No plaque exists to commemorate the life of Lynne Murray because for many years it wasn’t known whether the mum-of-two from Torry was missing but alive, or if she had died.
The 48-year-old daughter of Mary Murray, memorialised on the Greyhope Bay bench, went missing in August 2006 after visiting Mary in hospital.
While both her parents died without ever finding out what happened to Lynne, some answers have since been given to her family.
We’ve decided to pay tribute to Lynne, who was unable to receive a proper obituary, but who was loved and is missed still by her family and her community.
Lynne Murray – popular Torry quine
Lynne was born and raised in Torry and worked at Torry Nursing Home – where her mum would later reside.
Divorced, she and her two sons Wayne and Mikey were very much a part of Torry life and Lynne was very well known in the community.
On the day she went missing, August 21 2006, she had just visited her mum in hospital.
Her dad, Bob, had recently suffered a heart attack.
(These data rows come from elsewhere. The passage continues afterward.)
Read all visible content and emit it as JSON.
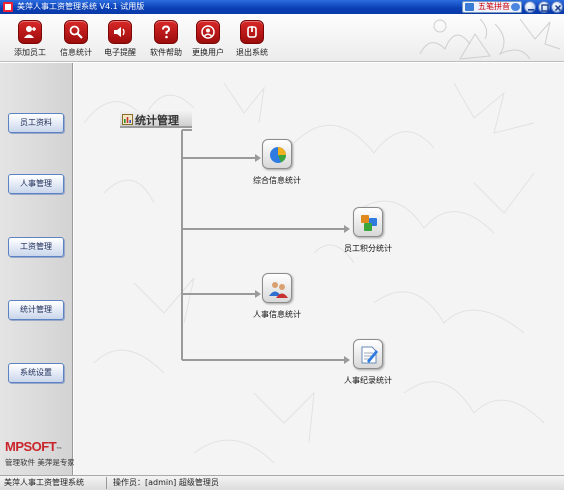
{
  "window": {
    "title": "美萍人事工资管理系统 V4.1 试用版",
    "ime_label": "五笔拼音"
  },
  "toolbar": {
    "items": [
      {
        "label": "添加员工",
        "icon": "add-user-icon"
      },
      {
        "label": "信息统计",
        "icon": "search-stats-icon"
      },
      {
        "label": "电子提醒",
        "icon": "speaker-icon"
      },
      {
        "label": "软件帮助",
        "icon": "help-icon"
      },
      {
        "label": "更换用户",
        "icon": "switch-user-icon"
      },
      {
        "label": "退出系统",
        "icon": "power-icon"
      }
    ]
  },
  "sidebar": {
    "items": [
      {
        "label": "员工资料"
      },
      {
        "label": "人事管理"
      },
      {
        "label": "工资管理"
      },
      {
        "label": "统计管理"
      },
      {
        "label": "系统设置"
      }
    ],
    "logo_text": "MPSOFT",
    "logo_tm": "™",
    "slogan": "管理软件 美萍是专家"
  },
  "main": {
    "module_title": "统计管理",
    "nodes": [
      {
        "label": "综合信息统计",
        "icon": "pie-chart-icon"
      },
      {
        "label": "员工积分统计",
        "icon": "cubes-icon"
      },
      {
        "label": "人事信息统计",
        "icon": "people-icon"
      },
      {
        "label": "人事纪录统计",
        "icon": "pen-document-icon"
      }
    ]
  },
  "status": {
    "left": "美萍人事工资管理系统",
    "operator": "操作员：[admin] 超级管理员"
  },
  "colors": {
    "titlebar": "#0a3fb4",
    "toolbar_icon": "#c41a1a",
    "sidebar_button_border": "#5b82c2"
  }
}
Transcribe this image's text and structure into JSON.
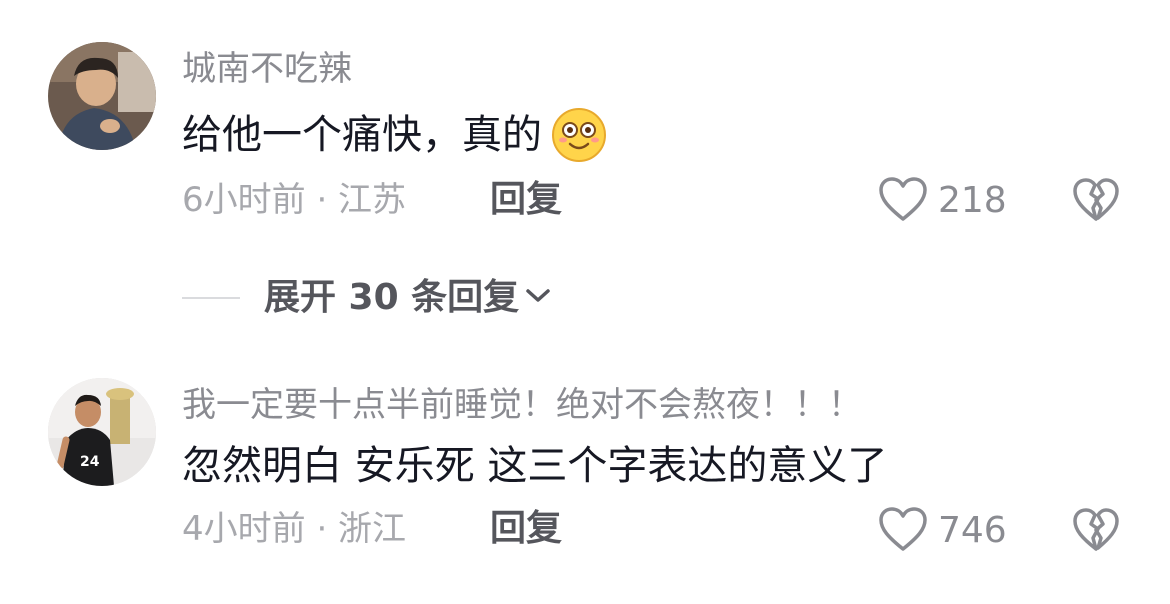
{
  "comments": [
    {
      "username": "城南不吃辣",
      "content": "给他一个痛快，真的",
      "emoji_icon": "blushing-smile-emoji-icon",
      "time_location": "6小时前 · 江苏",
      "reply_label": "回复",
      "like_count": "218"
    },
    {
      "username": "我一定要十点半前睡觉！绝对不会熬夜！！！",
      "content": "忽然明白 安乐死 这三个字表达的意义了",
      "time_location": "4小时前 · 浙江",
      "reply_label": "回复",
      "like_count": "746"
    }
  ],
  "expand_replies": {
    "label": "展开 30 条回复"
  },
  "colors": {
    "username": "#8a8b91",
    "content": "#161823",
    "meta": "#a7a8ad",
    "action": "#55565c",
    "emoji": "#ffd44a"
  }
}
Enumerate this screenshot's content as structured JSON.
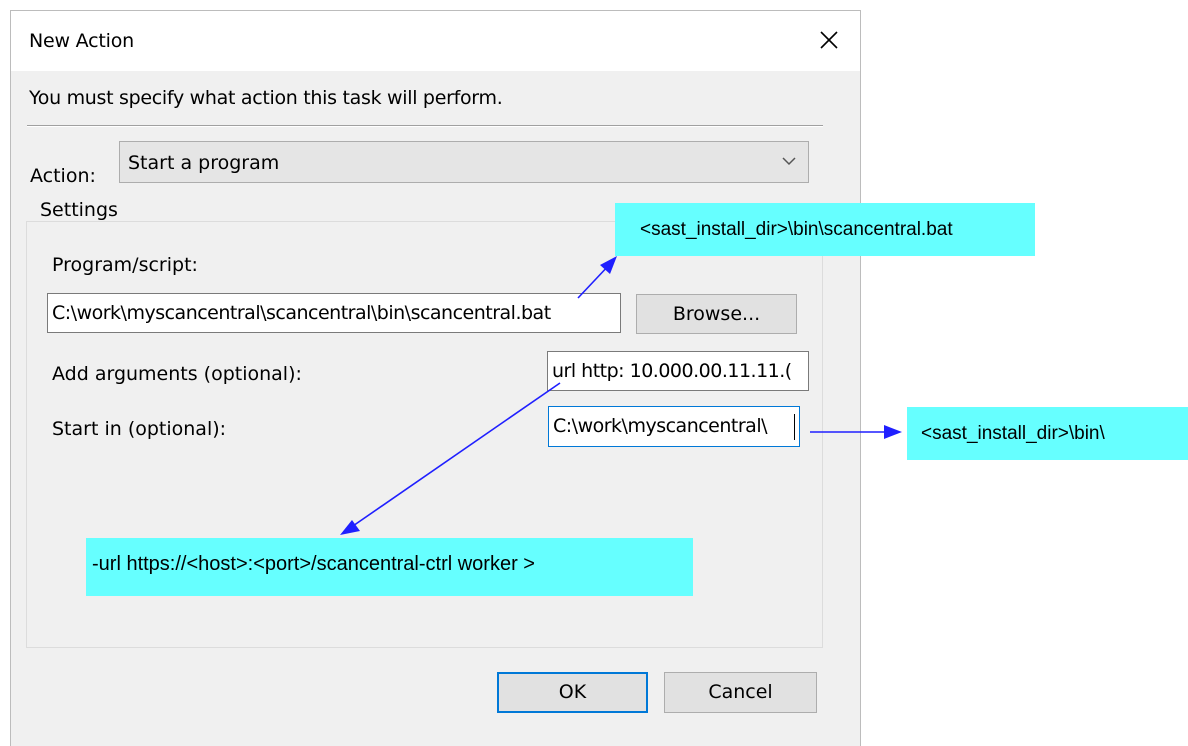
{
  "dialog": {
    "title": "New Action",
    "close_icon": "close-icon",
    "instruction": "You must specify what action this task will perform.",
    "action_label": "Action:",
    "action_value": "Start a program",
    "settings_label": "Settings",
    "program_label": "Program/script:",
    "program_value": "C:\\work\\myscancentral\\scancentral\\bin\\scancentral.bat",
    "browse_label": "Browse...",
    "arguments_label": "Add arguments (optional):",
    "arguments_value": "url http: 10.000.00.11.11.(",
    "startin_label": "Start in (optional):",
    "startin_value": "C:\\work\\myscancentral\\",
    "ok_label": "OK",
    "cancel_label": "Cancel"
  },
  "annotations": {
    "program_note": "<sast_install_dir>\\bin\\scancentral.bat",
    "startin_note": "<sast_install_dir>\\bin\\",
    "arguments_note": "-url https://<host>:<port>/scancentral-ctrl worker >"
  },
  "colors": {
    "callout_fill": "#66ffff",
    "arrow": "#1f1fff",
    "focus_border": "#0078d7",
    "dialog_bg": "#f0f0f0"
  }
}
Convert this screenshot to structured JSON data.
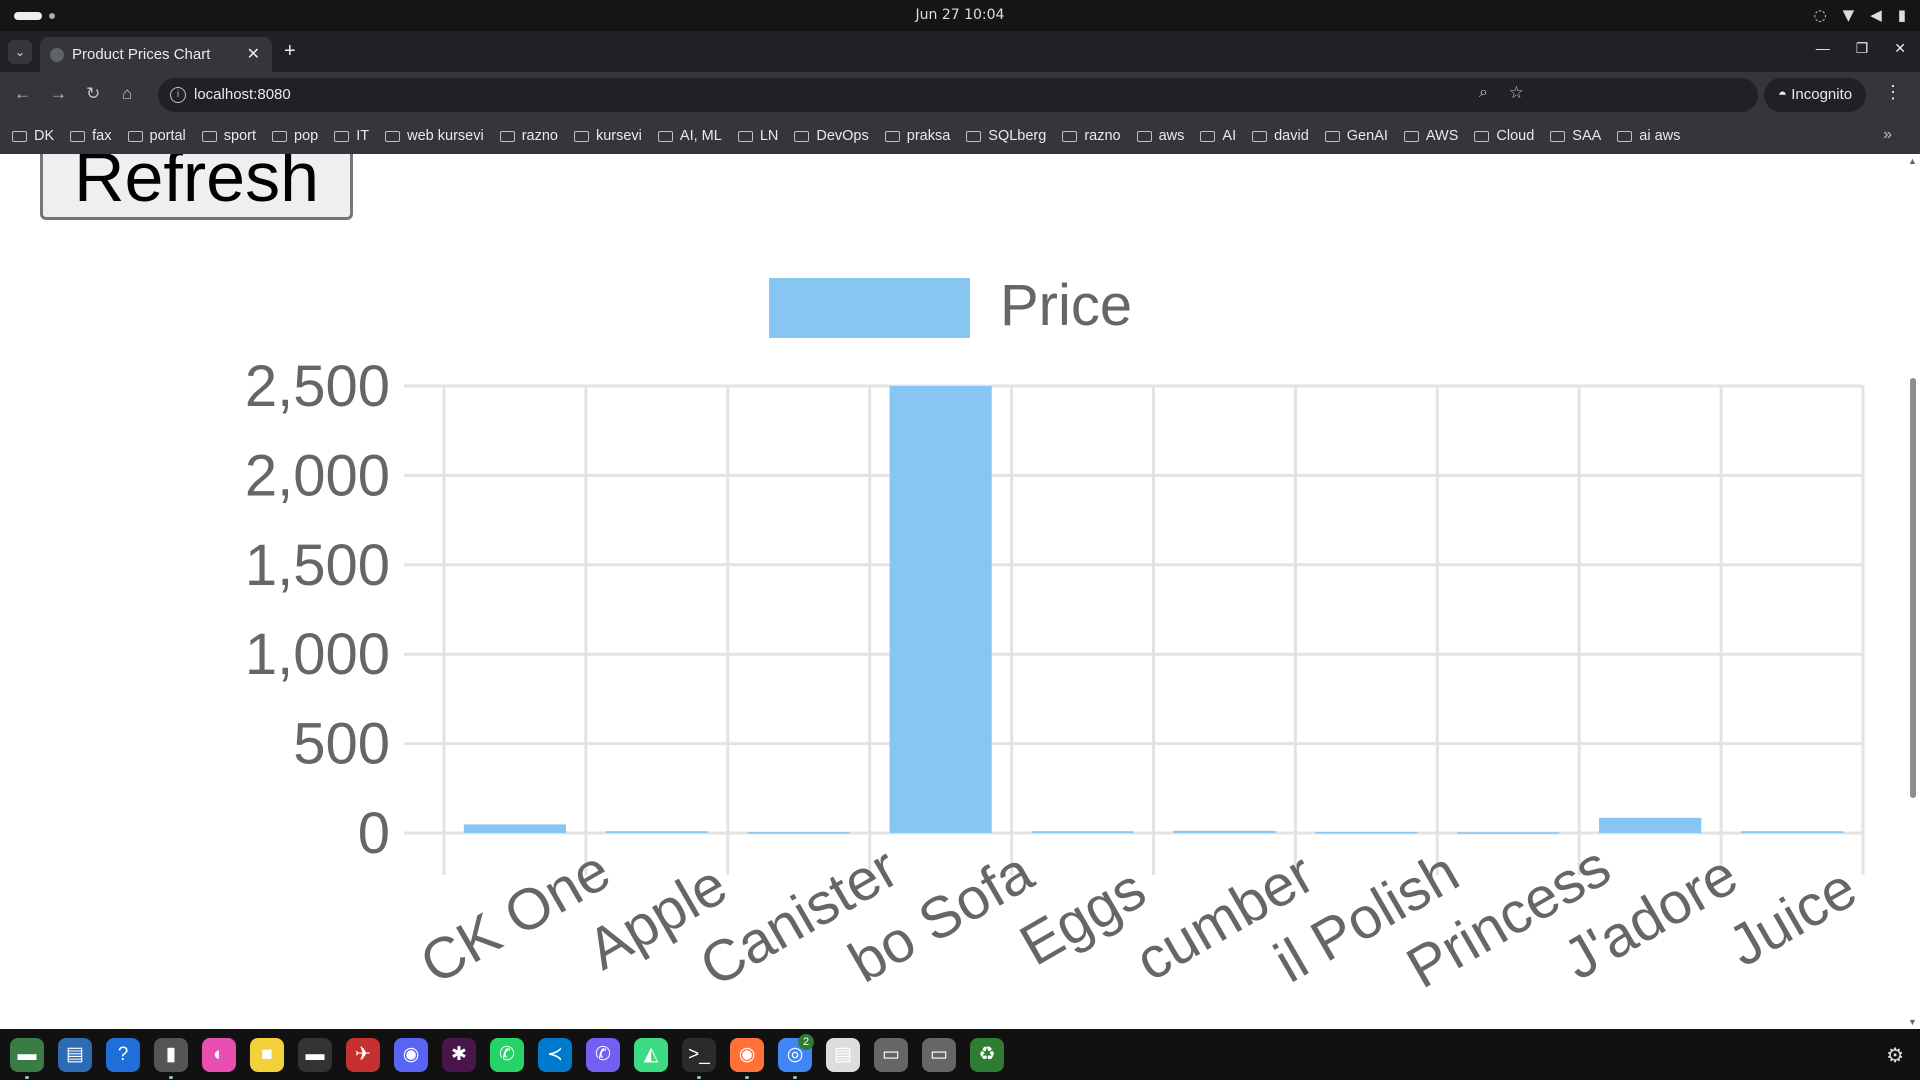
{
  "system": {
    "clock": "Jun 27  10:04"
  },
  "browser": {
    "tab_title": "Product Prices Chart",
    "close_glyph": "✕",
    "new_tab_glyph": "+",
    "url": "localhost:8080",
    "incognito_label": "Incognito",
    "bookmarks": [
      "DK",
      "fax",
      "portal",
      "sport",
      "pop",
      "IT",
      "web kursevi",
      "razno",
      "kursevi",
      "AI, ML",
      "LN",
      "DevOps",
      "praksa",
      "SQLberg",
      "razno",
      "aws",
      "AI",
      "david",
      "GenAI",
      "AWS",
      "Cloud",
      "SAA",
      "ai aws"
    ],
    "more_bookmarks_glyph": "»"
  },
  "page": {
    "refresh_label": "Refresh"
  },
  "chart_data": {
    "type": "bar",
    "legend": [
      "Price"
    ],
    "series": [
      {
        "name": "Price",
        "color": "#87c5f2",
        "values": [
          48,
          10,
          5,
          2500,
          10,
          12,
          6,
          4,
          85,
          10
        ]
      }
    ],
    "categories": [
      "CK One",
      "Apple",
      "Canister",
      "bo Sofa",
      "Eggs",
      "cumber",
      "il Polish",
      "Princess",
      "J'adore",
      "Juice"
    ],
    "yticks": [
      "2,500",
      "2,000",
      "1,500",
      "1,000",
      "500",
      "0"
    ],
    "ylim": [
      0,
      2500
    ],
    "grid": true,
    "legend_position": "top"
  },
  "dock": {
    "apps": [
      "files-icon",
      "docs-icon",
      "help-icon",
      "notes-icon",
      "color-picker-icon",
      "sticky-notes-icon",
      "terminal-app-icon",
      "game-icon",
      "discord-icon",
      "slack-icon",
      "whatsapp-icon",
      "vscode-icon",
      "viber-icon",
      "android-studio-icon",
      "terminal-icon",
      "firefox-icon",
      "chrome-icon",
      "document-viewer-icon",
      "ssd-icon",
      "ssd-icon",
      "trash-icon"
    ],
    "chrome_badge": "2"
  }
}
Lynne had also become a grandmother to son Wayne and his partner Michelle’s first child, Jay. She was living with her growing family in Ferryhill.
The last to see Lynne, on the day she disappeared, were her aunt and uncle, also visiting Mary at the hospital.
At the time Bob said he hadn’t a clue why she disappeared though he did perceive, with hindsight, that there were signs of depression. He continued to make appeals for his daughter’s return.
It would be years before any answers would come.
Lynne’s brother Michael explained: “My sister disappeared in 2006. What we didn’t realise was that a piece of a human skull had been found in the nets of a Lerwick fisherman 60 miles west of Shetland, in 2008.
“Back then the technology wasn’t what it is today. No connection could be made.
“Then out of the blue CID came to my door and asked if they could check my DNA. That was just in 2019.”
Michael probed as to why his DNA was needed, asking if they had found out something about Lynne.
Reassured it was just standard procedure, he felt sure the situation had somehow changed.
Peace, at last
“Sure enough, the same detective came back two weeks later. He explained that DNA was able to be extracted from the skull, and thanks to my more recent DNA test, they now knew the skull belonged to Lynne.
“We’ll never know what happened, but for the first time we knew that Lynne had died. It did bring peace, though we’ve never been able to lay her to rest.”
Following the confirmation of Lynne’s death the family were then dealt another blow. It transpired her only remains had been discarded.
“I think they said that in between times the skull fragment had been incinerated. The DNA had been recorded but the skull thrown away,” said Michael.
By this time one of Lynne’s sons had died. It was his brother’s wish to bury Lynne’s remains with that of his sibling.
“Without any remains, it’s really sad that couldn’t happen,” Michael added. “But we are grateful police never gave up and were able to bring us that peace. We know for certain that we have lost her.”
A spokesperson for Police Scotland confirmed that a death report was submitted to the Procurator Fiscal with respect to Lynne Murray.